Task -
Retype every record below exactly as it is written.

::: Supplied data

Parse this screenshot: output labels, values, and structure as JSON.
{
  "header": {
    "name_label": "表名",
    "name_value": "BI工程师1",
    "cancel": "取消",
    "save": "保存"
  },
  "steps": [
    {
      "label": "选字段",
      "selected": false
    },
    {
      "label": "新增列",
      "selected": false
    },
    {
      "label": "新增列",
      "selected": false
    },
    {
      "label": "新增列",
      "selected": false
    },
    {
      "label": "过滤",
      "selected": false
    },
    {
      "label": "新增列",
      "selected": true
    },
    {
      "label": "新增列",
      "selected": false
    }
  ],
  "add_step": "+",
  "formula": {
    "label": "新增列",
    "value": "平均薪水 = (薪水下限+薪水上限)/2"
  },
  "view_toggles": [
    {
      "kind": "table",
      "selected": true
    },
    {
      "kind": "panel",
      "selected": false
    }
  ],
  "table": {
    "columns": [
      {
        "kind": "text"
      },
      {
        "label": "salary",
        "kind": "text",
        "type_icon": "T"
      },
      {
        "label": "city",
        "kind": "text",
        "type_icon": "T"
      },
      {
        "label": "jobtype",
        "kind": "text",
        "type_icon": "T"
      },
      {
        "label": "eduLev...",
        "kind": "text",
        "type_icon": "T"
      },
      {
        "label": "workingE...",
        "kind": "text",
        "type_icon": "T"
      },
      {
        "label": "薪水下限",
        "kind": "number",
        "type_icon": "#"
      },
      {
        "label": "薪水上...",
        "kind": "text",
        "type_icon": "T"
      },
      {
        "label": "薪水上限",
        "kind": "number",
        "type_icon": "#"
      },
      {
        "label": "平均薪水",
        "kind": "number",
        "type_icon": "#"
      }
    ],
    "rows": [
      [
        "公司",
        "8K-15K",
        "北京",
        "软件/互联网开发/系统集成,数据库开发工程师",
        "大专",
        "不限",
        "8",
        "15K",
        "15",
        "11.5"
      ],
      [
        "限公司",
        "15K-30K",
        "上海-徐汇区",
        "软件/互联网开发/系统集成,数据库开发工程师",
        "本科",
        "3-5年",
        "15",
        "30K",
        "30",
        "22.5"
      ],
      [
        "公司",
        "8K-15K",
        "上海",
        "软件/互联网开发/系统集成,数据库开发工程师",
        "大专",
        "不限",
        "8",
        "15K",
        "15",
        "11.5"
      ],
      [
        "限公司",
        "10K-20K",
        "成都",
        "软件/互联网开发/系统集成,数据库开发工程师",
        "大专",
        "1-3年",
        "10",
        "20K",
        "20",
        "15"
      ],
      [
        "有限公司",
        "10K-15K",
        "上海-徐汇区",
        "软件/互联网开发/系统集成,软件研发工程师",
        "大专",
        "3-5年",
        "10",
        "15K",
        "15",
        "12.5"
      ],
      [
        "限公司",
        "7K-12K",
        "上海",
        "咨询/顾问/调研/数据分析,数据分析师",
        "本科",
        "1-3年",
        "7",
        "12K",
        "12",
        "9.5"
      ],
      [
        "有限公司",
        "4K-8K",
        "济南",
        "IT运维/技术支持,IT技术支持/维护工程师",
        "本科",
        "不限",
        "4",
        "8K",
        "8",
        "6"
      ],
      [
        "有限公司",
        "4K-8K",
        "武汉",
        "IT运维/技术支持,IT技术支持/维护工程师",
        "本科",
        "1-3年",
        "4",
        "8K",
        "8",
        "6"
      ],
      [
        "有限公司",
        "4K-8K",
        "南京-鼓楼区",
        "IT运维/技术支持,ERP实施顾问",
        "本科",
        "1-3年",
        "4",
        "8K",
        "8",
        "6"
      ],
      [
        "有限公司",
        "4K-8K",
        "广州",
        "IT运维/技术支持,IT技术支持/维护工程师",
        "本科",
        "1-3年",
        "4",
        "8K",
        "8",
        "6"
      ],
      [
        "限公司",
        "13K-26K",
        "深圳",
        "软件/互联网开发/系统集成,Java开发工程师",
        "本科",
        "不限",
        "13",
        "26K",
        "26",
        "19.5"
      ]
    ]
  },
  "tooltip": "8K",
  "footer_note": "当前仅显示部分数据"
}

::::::

Solved exercise -
Parse this screenshot: output labels, values, and structure as JSON.
{
  "header": {
    "name_label": "表名",
    "name_value": "BI工程师1",
    "cancel": "取消",
    "save": "保存"
  },
  "steps": [
    {
      "label": "选字段",
      "selected": false
    },
    {
      "label": "新增列",
      "selected": false
    },
    {
      "label": "新增列",
      "selected": false
    },
    {
      "label": "新增列",
      "selected": false
    },
    {
      "label": "过滤",
      "selected": false
    },
    {
      "label": "新增列",
      "selected": true
    },
    {
      "label": "新增列",
      "selected": false
    }
  ],
  "add_step": "+",
  "formula": {
    "label": "新增列",
    "value": "平均薪水 = (薪水下限+薪水上限)/2"
  },
  "view_toggles": [
    {
      "kind": "table",
      "selected": true
    },
    {
      "kind": "panel",
      "selected": false
    }
  ],
  "table": {
    "columns": [
      {
        "kind": "text"
      },
      {
        "label": "salary",
        "kind": "text",
        "type_icon": "T"
      },
      {
        "label": "city",
        "kind": "text",
        "type_icon": "T"
      },
      {
        "label": "jobtype",
        "kind": "text",
        "type_icon": "T"
      },
      {
        "label": "eduLev...",
        "kind": "text",
        "type_icon": "T"
      },
      {
        "label": "workingE...",
        "kind": "text",
        "type_icon": "T"
      },
      {
        "label": "薪水下限",
        "kind": "number",
        "type_icon": "#"
      },
      {
        "label": "薪水上...",
        "kind": "text",
        "type_icon": "T"
      },
      {
        "label": "薪水上限",
        "kind": "number",
        "type_icon": "#"
      },
      {
        "label": "平均薪水",
        "kind": "number",
        "type_icon": "#"
      }
    ],
    "rows": [
      [
        "公司",
        "8K-15K",
        "北京",
        "软件/互联网开发/系统集成,数据库开发工程师",
        "大专",
        "不限",
        "8",
        "15K",
        "15",
        "11.5"
      ],
      [
        "限公司",
        "15K-30K",
        "上海-徐汇区",
        "软件/互联网开发/系统集成,数据库开发工程师",
        "本科",
        "3-5年",
        "15",
        "30K",
        "30",
        "22.5"
      ],
      [
        "公司",
        "8K-15K",
        "上海",
        "软件/互联网开发/系统集成,数据库开发工程师",
        "大专",
        "不限",
        "8",
        "15K",
        "15",
        "11.5"
      ],
      [
        "限公司",
        "10K-20K",
        "成都",
        "软件/互联网开发/系统集成,数据库开发工程师",
        "大专",
        "1-3年",
        "10",
        "20K",
        "20",
        "15"
      ],
      [
        "有限公司",
        "10K-15K",
        "上海-徐汇区",
        "软件/互联网开发/系统集成,软件研发工程师",
        "大专",
        "3-5年",
        "10",
        "15K",
        "15",
        "12.5"
      ],
      [
        "限公司",
        "7K-12K",
        "上海",
        "咨询/顾问/调研/数据分析,数据分析师",
        "本科",
        "1-3年",
        "7",
        "12K",
        "12",
        "9.5"
      ],
      [
        "有限公司",
        "4K-8K",
        "济南",
        "IT运维/技术支持,IT技术支持/维护工程师",
        "本科",
        "不限",
        "4",
        "8K",
        "8",
        "6"
      ],
      [
        "有限公司",
        "4K-8K",
        "武汉",
        "IT运维/技术支持,IT技术支持/维护工程师",
        "本科",
        "1-3年",
        "4",
        "8K",
        "8",
        "6"
      ],
      [
        "有限公司",
        "4K-8K",
        "南京-鼓楼区",
        "IT运维/技术支持,ERP实施顾问",
        "本科",
        "1-3年",
        "4",
        "8K",
        "8",
        "6"
      ],
      [
        "有限公司",
        "4K-8K",
        "广州",
        "IT运维/技术支持,IT技术支持/维护工程师",
        "本科",
        "1-3年",
        "4",
        "8K",
        "8",
        "6"
      ],
      [
        "限公司",
        "13K-26K",
        "深圳",
        "软件/互联网开发/系统集成,Java开发工程师",
        "本科",
        "不限",
        "13",
        "26K",
        "26",
        "19.5"
      ]
    ]
  },
  "tooltip": "8K",
  "footer_note": "当前仅显示部分数据"
}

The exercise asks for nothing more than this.